Try it –
When a line of the entries contains "Such", please list that line.

=== Data listing ===

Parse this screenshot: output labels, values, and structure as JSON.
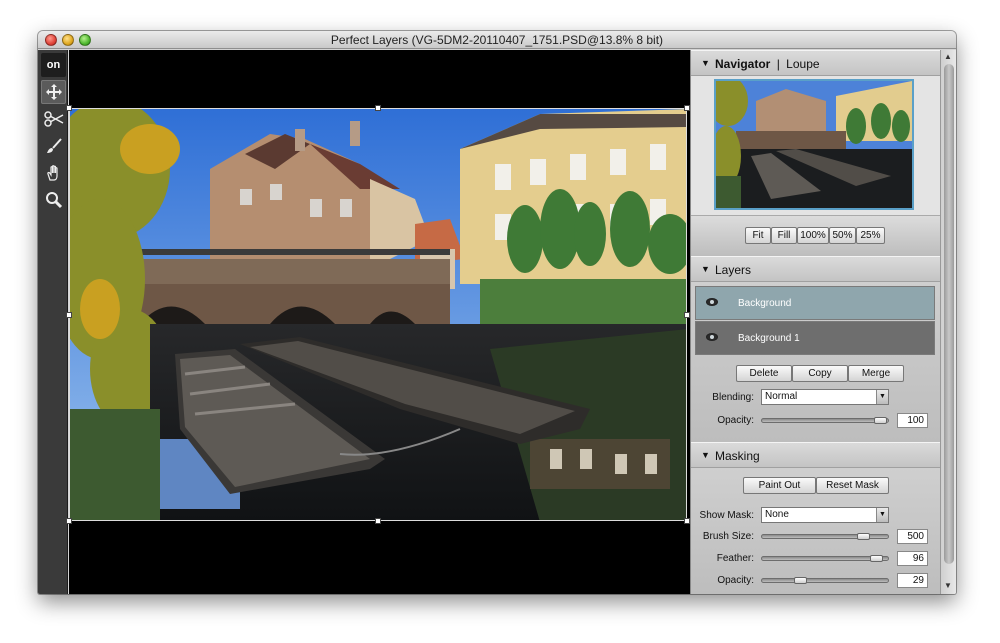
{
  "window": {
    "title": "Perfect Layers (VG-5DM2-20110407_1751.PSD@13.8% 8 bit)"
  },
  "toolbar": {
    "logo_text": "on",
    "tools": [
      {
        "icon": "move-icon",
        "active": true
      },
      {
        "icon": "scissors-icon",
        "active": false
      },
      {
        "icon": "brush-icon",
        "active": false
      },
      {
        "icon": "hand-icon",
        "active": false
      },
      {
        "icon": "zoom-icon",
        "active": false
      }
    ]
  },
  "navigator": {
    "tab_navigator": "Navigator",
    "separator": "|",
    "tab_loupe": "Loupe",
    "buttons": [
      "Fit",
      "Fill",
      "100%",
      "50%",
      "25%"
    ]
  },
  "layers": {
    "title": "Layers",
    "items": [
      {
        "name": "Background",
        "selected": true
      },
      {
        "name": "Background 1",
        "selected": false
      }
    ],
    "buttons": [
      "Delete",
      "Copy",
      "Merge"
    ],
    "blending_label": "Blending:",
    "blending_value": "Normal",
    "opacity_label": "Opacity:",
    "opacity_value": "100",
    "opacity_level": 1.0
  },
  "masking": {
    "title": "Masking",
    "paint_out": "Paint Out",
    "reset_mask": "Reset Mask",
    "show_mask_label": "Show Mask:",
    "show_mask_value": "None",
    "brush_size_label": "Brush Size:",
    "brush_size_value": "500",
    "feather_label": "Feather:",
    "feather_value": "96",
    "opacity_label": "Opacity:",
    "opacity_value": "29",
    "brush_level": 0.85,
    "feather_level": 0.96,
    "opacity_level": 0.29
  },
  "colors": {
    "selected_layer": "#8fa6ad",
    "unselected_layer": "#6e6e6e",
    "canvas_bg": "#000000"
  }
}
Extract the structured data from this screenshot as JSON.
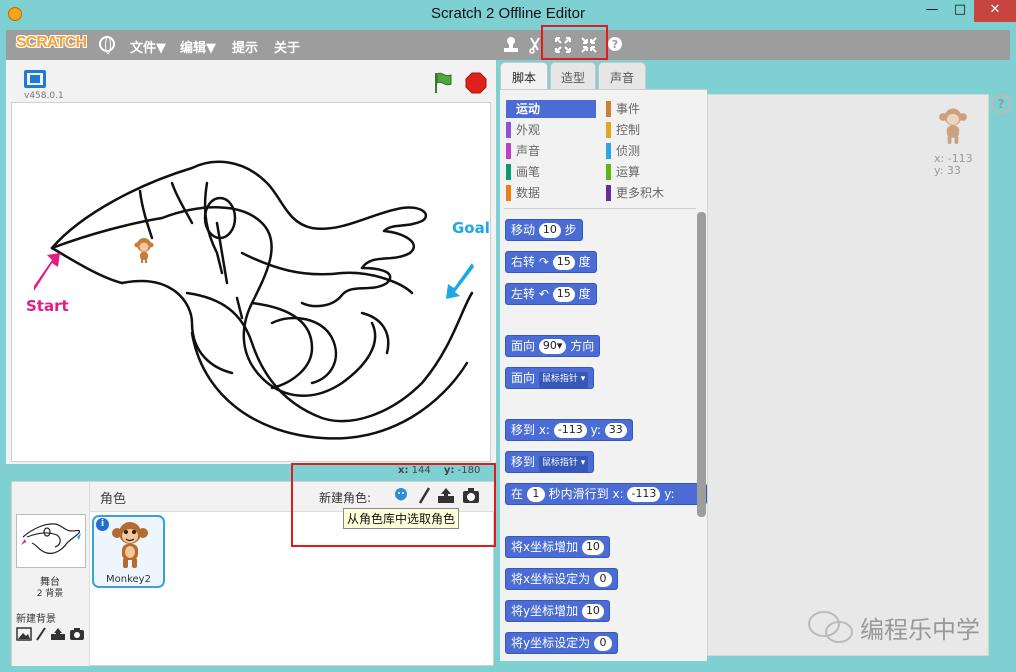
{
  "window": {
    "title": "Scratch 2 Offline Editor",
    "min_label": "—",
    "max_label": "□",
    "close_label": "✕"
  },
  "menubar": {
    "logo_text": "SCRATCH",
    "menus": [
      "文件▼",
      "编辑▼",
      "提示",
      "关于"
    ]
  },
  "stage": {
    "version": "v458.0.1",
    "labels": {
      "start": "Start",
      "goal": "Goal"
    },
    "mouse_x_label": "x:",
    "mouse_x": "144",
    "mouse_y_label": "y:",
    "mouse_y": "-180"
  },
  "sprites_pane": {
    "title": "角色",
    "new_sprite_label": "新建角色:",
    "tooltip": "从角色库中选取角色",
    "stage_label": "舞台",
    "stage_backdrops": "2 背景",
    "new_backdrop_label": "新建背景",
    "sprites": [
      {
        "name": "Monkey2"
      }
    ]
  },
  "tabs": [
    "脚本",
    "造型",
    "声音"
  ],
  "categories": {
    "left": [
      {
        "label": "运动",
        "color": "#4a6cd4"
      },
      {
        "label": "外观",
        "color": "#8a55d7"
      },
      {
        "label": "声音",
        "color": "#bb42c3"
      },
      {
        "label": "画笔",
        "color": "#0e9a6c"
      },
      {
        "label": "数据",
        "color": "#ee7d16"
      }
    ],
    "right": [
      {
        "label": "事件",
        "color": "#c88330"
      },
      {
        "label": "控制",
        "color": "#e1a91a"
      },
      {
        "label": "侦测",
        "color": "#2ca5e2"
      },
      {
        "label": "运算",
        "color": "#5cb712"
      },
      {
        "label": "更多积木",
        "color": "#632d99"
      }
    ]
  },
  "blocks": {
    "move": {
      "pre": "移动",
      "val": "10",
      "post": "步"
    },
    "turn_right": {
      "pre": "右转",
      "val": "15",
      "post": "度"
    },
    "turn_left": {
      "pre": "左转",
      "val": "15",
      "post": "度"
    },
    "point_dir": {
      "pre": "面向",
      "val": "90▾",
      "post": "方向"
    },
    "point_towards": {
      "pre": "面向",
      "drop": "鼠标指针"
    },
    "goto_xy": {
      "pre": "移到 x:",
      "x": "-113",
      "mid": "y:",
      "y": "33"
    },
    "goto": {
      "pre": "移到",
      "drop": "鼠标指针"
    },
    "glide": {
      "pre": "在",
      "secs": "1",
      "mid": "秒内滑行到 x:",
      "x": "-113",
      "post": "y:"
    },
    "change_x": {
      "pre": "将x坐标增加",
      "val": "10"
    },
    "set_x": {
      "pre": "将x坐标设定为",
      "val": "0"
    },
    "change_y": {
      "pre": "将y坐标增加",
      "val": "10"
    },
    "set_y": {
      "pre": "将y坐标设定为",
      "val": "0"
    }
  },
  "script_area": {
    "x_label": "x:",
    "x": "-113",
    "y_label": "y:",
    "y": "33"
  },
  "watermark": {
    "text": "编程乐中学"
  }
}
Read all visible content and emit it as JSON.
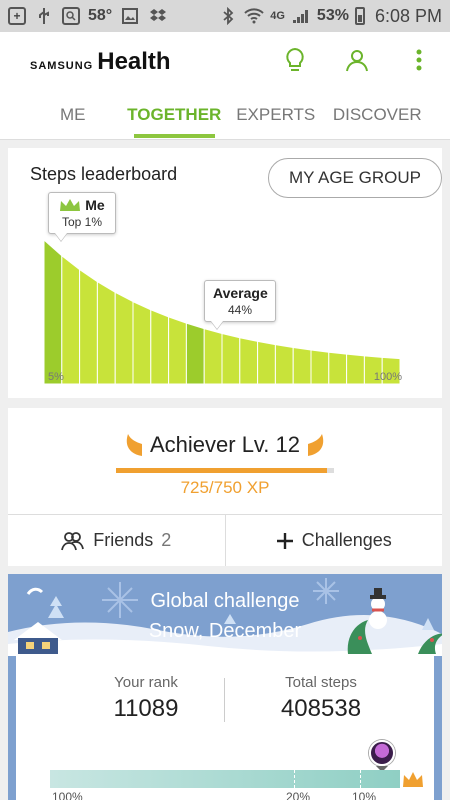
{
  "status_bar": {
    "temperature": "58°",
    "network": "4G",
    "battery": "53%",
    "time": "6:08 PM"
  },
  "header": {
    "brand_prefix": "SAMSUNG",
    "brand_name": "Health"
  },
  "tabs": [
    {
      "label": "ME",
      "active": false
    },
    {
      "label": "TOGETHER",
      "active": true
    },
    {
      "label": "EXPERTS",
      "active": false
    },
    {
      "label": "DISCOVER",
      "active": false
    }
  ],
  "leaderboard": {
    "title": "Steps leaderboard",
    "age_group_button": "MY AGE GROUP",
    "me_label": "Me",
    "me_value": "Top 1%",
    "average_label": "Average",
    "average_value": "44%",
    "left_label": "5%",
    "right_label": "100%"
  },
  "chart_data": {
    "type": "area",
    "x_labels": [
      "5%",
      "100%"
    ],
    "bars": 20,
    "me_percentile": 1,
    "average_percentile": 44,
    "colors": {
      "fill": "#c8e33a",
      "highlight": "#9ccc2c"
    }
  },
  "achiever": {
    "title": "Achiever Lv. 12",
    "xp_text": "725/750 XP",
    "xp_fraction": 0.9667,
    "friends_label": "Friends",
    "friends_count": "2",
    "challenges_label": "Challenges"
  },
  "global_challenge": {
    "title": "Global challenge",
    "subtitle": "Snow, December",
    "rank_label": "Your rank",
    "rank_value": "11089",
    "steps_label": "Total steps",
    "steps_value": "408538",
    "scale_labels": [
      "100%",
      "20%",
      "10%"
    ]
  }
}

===
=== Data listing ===

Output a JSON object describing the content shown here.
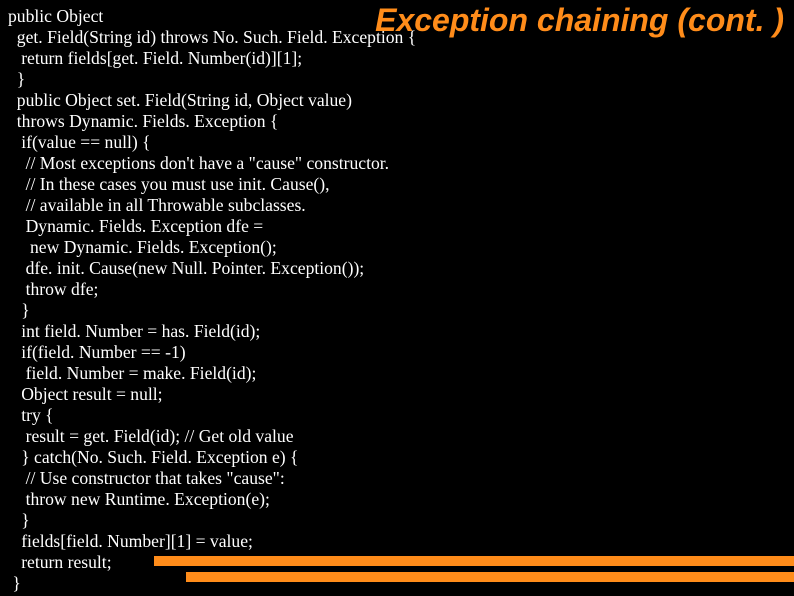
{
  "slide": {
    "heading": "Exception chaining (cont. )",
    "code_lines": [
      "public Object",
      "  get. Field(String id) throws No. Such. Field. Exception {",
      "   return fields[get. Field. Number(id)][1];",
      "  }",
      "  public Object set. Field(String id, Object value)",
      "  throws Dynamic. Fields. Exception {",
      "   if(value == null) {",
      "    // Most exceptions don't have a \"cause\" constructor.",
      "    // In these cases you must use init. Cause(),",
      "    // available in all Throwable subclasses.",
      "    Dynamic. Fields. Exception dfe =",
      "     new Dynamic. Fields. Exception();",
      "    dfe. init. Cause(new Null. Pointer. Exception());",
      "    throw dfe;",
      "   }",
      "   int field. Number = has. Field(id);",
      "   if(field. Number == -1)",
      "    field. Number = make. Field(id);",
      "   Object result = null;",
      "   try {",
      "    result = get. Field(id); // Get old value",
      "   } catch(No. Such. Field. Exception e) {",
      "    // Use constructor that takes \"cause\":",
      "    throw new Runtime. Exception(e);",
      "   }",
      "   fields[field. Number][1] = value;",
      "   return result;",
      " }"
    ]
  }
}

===
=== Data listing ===

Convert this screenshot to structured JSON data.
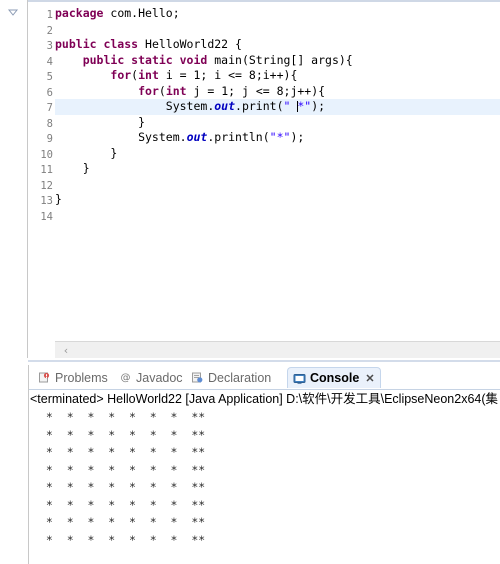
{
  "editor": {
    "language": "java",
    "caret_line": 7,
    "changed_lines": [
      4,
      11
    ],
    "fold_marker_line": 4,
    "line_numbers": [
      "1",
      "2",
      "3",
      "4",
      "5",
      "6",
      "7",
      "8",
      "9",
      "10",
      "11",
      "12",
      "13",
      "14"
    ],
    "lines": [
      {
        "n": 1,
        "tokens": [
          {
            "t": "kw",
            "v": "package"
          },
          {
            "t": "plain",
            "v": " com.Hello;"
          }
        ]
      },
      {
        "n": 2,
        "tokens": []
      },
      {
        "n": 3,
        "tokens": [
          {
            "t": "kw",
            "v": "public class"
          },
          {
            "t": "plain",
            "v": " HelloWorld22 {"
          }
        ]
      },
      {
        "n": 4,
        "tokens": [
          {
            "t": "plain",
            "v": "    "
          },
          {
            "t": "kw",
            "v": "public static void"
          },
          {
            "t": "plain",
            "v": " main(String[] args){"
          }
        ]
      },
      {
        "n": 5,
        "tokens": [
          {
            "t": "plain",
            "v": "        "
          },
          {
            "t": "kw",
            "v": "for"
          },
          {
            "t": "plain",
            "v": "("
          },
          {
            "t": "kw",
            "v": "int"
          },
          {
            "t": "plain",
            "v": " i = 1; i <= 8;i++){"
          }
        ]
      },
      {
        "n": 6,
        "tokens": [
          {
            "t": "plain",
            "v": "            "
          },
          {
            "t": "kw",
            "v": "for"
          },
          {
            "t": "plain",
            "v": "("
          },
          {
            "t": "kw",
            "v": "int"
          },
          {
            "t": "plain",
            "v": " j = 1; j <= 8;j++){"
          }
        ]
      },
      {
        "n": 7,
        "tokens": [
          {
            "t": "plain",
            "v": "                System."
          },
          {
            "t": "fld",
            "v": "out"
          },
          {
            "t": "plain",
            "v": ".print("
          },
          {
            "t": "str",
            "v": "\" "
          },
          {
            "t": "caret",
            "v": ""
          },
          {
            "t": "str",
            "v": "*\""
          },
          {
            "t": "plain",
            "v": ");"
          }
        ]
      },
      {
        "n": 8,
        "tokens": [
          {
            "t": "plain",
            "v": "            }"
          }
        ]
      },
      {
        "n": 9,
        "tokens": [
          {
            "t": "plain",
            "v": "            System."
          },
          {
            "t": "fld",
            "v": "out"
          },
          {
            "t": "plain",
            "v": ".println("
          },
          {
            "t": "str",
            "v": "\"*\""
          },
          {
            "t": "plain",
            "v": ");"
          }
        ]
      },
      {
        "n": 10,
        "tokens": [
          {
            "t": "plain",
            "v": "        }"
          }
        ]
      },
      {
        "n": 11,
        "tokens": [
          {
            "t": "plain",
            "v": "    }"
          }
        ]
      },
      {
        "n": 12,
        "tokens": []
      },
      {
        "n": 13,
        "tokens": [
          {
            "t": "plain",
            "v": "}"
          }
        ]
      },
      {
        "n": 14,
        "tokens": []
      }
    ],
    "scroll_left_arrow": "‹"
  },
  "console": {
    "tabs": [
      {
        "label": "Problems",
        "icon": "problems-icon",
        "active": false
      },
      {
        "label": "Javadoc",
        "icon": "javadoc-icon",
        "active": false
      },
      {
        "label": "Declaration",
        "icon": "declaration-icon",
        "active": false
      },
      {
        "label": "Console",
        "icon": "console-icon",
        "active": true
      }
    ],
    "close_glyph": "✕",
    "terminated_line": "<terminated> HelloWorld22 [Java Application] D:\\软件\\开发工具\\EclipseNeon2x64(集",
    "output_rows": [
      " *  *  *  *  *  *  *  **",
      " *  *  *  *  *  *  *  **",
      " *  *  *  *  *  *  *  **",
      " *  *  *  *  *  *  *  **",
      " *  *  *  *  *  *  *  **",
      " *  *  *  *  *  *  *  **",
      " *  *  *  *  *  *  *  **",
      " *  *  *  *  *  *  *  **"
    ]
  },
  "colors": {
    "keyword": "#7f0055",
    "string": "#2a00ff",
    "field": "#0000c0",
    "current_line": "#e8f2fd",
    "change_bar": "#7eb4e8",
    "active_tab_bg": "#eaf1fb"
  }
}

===

Problem solution –
      "  get. Field(String id) throws No. Such. Field. Exception {",
      "   } catch(No. Such. Field. Exception e) {",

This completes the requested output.